It may be “just” a plant, but cannabis is an extraordinarily complicated drug that science is just beginning to understand. It demands respect and takes practice. The first thing to know when helping your relative decide between edibles or the smoking route is that the human body processes THC—the psychoactive compound in cannabis—differently for each. Smoke (or vape) cannabis and it goes to your bloodstream and makes its way immediately into your brain. Eat it, and the liver gets first dibs at processing the THC, turning it into 11-hydroxy-THC, which is five times as potent. The high will be delayed, but the effects last much longer.
Science has also been exploring how CBD interacts with THC. For years, anecdotal evidence has suggested that CBD dampens the psychoactive high of THC. And increasingly, researchers are putting hard data to this. Patients taking the synthetic THC drug Marinol for nausea, for instance, often report nasty psychoactive side effects like paranoia. But they tend to handle the drug Sativex, which combines CBD and THC, much better.
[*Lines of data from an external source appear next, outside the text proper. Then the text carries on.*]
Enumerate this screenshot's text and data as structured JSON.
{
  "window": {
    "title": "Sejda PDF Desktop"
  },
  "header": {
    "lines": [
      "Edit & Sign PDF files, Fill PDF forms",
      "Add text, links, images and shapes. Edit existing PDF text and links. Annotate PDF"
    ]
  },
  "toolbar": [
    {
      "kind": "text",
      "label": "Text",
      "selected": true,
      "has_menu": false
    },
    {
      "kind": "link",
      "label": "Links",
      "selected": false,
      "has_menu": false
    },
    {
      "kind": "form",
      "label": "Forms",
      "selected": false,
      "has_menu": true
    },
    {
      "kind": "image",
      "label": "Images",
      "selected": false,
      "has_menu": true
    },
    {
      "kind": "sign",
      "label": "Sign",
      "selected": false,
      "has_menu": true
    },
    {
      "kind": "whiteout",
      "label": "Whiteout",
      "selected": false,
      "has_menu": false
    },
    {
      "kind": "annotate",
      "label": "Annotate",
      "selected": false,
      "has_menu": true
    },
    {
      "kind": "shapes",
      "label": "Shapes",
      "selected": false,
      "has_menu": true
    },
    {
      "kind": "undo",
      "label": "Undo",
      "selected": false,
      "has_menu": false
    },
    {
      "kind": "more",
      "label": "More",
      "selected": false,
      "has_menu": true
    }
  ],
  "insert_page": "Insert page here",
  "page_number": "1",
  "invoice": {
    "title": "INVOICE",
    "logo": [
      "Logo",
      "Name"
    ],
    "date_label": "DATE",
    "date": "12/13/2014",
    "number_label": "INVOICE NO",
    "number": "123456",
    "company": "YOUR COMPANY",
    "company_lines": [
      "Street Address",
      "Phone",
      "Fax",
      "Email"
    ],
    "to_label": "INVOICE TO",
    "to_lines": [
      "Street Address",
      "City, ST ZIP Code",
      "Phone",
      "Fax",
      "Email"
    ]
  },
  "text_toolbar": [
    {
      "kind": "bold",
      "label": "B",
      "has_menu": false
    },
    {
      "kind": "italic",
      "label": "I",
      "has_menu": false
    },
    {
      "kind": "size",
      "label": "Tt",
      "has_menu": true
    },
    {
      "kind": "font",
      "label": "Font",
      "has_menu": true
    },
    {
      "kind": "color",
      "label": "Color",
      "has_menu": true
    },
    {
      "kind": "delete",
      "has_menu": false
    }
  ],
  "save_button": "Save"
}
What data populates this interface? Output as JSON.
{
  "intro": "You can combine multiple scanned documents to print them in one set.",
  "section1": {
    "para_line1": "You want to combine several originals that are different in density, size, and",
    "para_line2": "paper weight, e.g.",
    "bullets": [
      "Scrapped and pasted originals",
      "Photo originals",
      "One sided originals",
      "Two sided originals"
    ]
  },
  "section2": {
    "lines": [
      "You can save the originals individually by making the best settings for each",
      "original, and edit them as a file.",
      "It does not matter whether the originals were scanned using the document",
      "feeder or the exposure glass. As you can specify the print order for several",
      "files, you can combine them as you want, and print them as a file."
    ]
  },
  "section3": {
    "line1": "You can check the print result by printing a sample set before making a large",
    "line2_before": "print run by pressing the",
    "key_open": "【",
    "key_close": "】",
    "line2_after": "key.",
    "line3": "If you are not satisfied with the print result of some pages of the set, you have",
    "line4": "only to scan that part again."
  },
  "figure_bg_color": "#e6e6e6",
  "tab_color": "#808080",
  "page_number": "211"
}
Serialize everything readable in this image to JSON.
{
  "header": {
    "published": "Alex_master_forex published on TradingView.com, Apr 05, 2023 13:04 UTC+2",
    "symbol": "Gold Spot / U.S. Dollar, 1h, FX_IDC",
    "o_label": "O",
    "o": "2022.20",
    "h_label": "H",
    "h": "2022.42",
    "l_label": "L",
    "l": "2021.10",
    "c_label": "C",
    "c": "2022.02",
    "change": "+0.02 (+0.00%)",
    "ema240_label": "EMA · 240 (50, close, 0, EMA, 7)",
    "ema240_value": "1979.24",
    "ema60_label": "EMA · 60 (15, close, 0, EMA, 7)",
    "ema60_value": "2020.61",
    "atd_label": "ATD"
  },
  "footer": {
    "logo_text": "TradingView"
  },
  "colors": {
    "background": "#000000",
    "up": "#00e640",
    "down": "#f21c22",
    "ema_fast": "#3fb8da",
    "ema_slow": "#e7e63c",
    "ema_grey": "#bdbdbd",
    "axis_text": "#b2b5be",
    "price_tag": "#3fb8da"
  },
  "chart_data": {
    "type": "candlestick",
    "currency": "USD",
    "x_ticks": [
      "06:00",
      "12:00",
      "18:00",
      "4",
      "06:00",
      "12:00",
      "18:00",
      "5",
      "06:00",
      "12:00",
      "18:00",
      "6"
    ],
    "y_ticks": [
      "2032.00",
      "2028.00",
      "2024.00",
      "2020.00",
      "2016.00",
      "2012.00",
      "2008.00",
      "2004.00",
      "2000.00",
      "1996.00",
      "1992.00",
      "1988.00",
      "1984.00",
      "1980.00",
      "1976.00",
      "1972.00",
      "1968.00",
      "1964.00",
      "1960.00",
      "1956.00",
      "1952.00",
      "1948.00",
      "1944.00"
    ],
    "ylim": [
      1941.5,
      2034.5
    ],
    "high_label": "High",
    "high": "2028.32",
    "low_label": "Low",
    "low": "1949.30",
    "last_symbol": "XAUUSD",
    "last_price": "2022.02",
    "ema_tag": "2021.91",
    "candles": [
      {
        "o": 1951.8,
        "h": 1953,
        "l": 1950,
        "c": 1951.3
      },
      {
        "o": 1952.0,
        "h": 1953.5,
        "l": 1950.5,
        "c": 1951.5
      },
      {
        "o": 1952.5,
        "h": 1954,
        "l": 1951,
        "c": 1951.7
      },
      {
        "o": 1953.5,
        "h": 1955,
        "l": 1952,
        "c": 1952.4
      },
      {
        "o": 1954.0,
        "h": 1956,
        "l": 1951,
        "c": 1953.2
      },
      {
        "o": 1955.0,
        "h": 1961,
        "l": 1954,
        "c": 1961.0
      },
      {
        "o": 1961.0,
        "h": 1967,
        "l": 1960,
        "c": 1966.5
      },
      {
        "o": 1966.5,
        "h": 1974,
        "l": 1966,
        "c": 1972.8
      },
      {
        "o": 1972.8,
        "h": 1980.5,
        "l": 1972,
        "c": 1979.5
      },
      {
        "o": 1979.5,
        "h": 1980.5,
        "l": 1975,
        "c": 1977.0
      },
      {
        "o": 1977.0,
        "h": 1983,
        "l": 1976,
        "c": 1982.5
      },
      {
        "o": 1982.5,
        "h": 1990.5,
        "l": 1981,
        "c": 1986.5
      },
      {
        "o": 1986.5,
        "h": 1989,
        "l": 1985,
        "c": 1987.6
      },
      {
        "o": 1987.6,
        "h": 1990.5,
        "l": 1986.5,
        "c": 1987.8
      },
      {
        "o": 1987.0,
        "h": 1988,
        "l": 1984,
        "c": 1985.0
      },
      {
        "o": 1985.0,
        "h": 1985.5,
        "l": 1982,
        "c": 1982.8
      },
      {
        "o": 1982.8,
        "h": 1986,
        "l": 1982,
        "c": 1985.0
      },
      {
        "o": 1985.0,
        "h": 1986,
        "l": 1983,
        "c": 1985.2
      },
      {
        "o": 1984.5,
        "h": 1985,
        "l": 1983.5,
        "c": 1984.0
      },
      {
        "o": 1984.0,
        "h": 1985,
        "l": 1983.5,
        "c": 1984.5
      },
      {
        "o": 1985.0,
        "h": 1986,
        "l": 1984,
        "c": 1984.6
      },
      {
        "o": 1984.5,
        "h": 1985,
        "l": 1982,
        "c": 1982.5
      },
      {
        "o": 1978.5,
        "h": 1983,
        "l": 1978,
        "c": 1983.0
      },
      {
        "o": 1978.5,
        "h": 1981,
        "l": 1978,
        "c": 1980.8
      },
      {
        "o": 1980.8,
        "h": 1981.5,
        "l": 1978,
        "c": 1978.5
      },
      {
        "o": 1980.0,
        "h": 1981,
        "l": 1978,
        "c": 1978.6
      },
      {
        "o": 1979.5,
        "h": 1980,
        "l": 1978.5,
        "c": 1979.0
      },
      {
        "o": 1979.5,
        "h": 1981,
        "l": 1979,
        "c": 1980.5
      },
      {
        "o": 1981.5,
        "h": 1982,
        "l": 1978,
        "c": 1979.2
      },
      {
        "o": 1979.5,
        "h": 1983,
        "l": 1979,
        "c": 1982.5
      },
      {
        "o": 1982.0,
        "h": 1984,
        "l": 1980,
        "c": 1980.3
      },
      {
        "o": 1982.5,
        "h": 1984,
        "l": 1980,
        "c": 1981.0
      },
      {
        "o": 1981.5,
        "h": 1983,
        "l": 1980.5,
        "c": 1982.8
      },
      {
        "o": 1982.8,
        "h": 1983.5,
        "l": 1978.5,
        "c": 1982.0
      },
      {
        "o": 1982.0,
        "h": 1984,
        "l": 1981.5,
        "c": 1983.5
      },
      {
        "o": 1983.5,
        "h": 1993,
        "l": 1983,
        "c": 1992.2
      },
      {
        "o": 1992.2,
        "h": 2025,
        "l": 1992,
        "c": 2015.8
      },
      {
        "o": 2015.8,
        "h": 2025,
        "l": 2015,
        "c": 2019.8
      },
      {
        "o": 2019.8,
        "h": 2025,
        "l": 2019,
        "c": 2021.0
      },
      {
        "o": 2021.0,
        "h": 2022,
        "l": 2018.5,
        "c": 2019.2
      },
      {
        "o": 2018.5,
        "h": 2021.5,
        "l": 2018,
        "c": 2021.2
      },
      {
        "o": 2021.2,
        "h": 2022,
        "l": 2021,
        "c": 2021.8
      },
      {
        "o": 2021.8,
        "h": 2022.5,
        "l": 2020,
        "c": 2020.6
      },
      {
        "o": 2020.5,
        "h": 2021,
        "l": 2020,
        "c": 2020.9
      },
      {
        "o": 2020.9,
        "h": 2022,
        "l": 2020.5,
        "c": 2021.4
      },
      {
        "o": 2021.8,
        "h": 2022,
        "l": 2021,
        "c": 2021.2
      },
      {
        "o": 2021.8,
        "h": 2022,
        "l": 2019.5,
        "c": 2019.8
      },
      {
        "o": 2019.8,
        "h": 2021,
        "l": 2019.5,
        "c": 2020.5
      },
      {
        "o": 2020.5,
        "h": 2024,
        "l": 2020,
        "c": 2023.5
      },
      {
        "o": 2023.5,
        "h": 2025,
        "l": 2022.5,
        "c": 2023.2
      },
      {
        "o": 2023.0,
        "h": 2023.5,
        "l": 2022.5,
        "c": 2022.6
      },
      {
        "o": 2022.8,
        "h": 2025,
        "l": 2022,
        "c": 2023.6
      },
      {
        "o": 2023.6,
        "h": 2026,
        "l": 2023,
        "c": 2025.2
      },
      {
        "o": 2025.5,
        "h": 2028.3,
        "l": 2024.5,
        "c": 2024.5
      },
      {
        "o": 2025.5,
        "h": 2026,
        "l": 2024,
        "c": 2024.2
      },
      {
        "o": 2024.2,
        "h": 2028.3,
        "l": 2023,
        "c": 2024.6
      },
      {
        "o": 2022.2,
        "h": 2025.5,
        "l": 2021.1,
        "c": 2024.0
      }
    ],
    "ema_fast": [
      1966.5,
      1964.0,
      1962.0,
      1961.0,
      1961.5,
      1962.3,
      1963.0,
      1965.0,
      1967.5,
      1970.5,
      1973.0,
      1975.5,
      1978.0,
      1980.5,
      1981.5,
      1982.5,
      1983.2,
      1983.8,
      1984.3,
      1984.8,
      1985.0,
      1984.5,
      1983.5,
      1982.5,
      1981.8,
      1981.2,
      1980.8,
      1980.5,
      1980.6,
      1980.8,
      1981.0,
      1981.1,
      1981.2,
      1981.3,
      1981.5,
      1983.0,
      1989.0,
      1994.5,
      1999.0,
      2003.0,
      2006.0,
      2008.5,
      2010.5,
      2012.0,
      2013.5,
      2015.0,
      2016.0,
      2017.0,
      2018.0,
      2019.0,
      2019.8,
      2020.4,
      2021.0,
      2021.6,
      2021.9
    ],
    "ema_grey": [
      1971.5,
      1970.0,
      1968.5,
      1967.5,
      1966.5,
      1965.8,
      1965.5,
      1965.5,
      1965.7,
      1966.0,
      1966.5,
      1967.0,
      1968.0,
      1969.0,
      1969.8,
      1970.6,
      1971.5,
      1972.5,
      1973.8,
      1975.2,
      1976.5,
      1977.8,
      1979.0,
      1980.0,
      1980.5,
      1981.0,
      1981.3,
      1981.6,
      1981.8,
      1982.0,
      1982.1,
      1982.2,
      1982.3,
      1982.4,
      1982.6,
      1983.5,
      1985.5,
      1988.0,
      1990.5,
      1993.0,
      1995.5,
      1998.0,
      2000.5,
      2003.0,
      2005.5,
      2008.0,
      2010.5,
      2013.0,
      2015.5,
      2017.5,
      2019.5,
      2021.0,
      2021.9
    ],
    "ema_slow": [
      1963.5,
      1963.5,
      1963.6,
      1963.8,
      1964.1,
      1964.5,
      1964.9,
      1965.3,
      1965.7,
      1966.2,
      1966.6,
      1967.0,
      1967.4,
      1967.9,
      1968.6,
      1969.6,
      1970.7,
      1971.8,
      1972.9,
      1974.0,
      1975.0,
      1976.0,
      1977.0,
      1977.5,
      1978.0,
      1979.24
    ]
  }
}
What about tinctures?
Smoking or vaping weed is a bit easier to dose because the effects are much quicker and milder. Newbies might want to take a hit and wait 10 minutes or so and repeat as needed. Again, this isn’t a race.
Q: One of my relatives wants to get into cannabis (which is legal in their home state, of course). Should I tell them to smoke weed or do edibles?
So follow the most important rule for cannabis, and for edibles in particular: Start low and go slow. You probably want to begin with a dose closer to 2 or 3 milligrams. You might not feel anything from it, but you’re going to prefer that to overdoing it and descending into paranoia. Wait an hour, if not longer to be safe (we metabolize things differently on different days, after all), and try a bit more. Low and slow.
Edibles might seem convenient and innocent enough (yay brownies!), but you need to be very careful with dosing. When you buy an edible at a dispensary, more than likely the dose is going to be 10 milligrams of THC. Which can be too much for a beginner.
Make sure they know the difference between THC and CDB, and remember: Low and slow